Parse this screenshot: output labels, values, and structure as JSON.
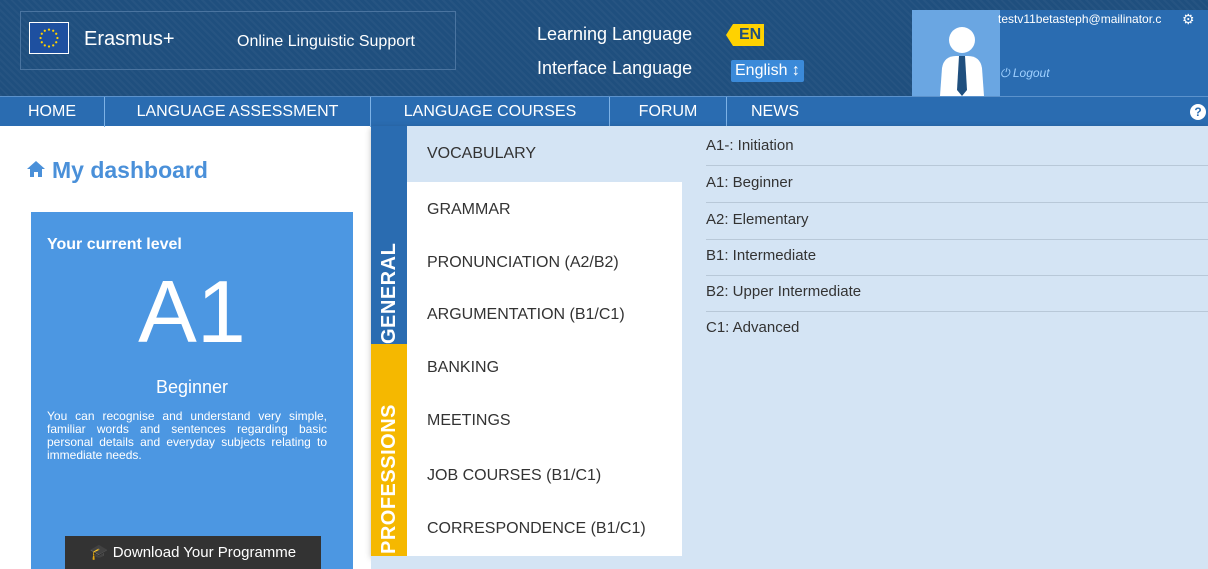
{
  "header": {
    "brand": "Erasmus+",
    "subtitle": "Online Linguistic Support",
    "learning_language_label": "Learning Language",
    "learning_language_code": "EN",
    "interface_language_label": "Interface Language",
    "interface_language_value": "English ↕",
    "user_email": "testv11betasteph@mailinator.c",
    "logout_label": "Logout"
  },
  "nav": {
    "items": [
      "HOME",
      "LANGUAGE ASSESSMENT",
      "LANGUAGE COURSES",
      "FORUM",
      "NEWS"
    ],
    "help_label": "?"
  },
  "dashboard": {
    "title": "My dashboard",
    "level_label": "Your current level",
    "level_code": "A1",
    "level_name": "Beginner",
    "level_description": "You can recognise and understand very simple, familiar words and sentences regarding basic personal details and everyday subjects relating to immediate needs.",
    "download_label": "Download Your Programme"
  },
  "mega_menu": {
    "general_tab": "GENERAL",
    "professions_tab": "PROFESSIONS",
    "courses": [
      "VOCABULARY",
      "GRAMMAR",
      "PRONUNCIATION (A2/B2)",
      "ARGUMENTATION (B1/C1)",
      "BANKING",
      "MEETINGS",
      "JOB COURSES (B1/C1)",
      "CORRESPONDENCE (B1/C1)"
    ],
    "levels": [
      "A1-: Initiation",
      "A1: Beginner",
      "A2: Elementary",
      "B1: Intermediate",
      "B2: Upper Intermediate",
      "C1: Advanced"
    ]
  },
  "colors": {
    "header_bg": "#1f4f7e",
    "nav_bg": "#2a6cb1",
    "level_card_bg": "#4c97e2",
    "professions_tab": "#f5b800",
    "badge_yellow": "#ffd200"
  }
}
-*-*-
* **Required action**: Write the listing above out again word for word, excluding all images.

* **Task solution**:
Parse this screenshot: output labels, values, and structure as JSON.
{
  "header": {
    "brand": "Erasmus+",
    "subtitle": "Online Linguistic Support",
    "learning_language_label": "Learning Language",
    "learning_language_code": "EN",
    "interface_language_label": "Interface Language",
    "interface_language_value": "English ↕",
    "user_email": "testv11betasteph@mailinator.c",
    "logout_label": "Logout"
  },
  "nav": {
    "items": [
      "HOME",
      "LANGUAGE ASSESSMENT",
      "LANGUAGE COURSES",
      "FORUM",
      "NEWS"
    ],
    "help_label": "?"
  },
  "dashboard": {
    "title": "My dashboard",
    "level_label": "Your current level",
    "level_code": "A1",
    "level_name": "Beginner",
    "level_description": "You can recognise and understand very simple, familiar words and sentences regarding basic personal details and everyday subjects relating to immediate needs.",
    "download_label": "Download Your Programme"
  },
  "mega_menu": {
    "general_tab": "GENERAL",
    "professions_tab": "PROFESSIONS",
    "courses": [
      "VOCABULARY",
      "GRAMMAR",
      "PRONUNCIATION (A2/B2)",
      "ARGUMENTATION (B1/C1)",
      "BANKING",
      "MEETINGS",
      "JOB COURSES (B1/C1)",
      "CORRESPONDENCE (B1/C1)"
    ],
    "levels": [
      "A1-: Initiation",
      "A1: Beginner",
      "A2: Elementary",
      "B1: Intermediate",
      "B2: Upper Intermediate",
      "C1: Advanced"
    ]
  },
  "colors": {
    "header_bg": "#1f4f7e",
    "nav_bg": "#2a6cb1",
    "level_card_bg": "#4c97e2",
    "professions_tab": "#f5b800",
    "badge_yellow": "#ffd200"
  }
}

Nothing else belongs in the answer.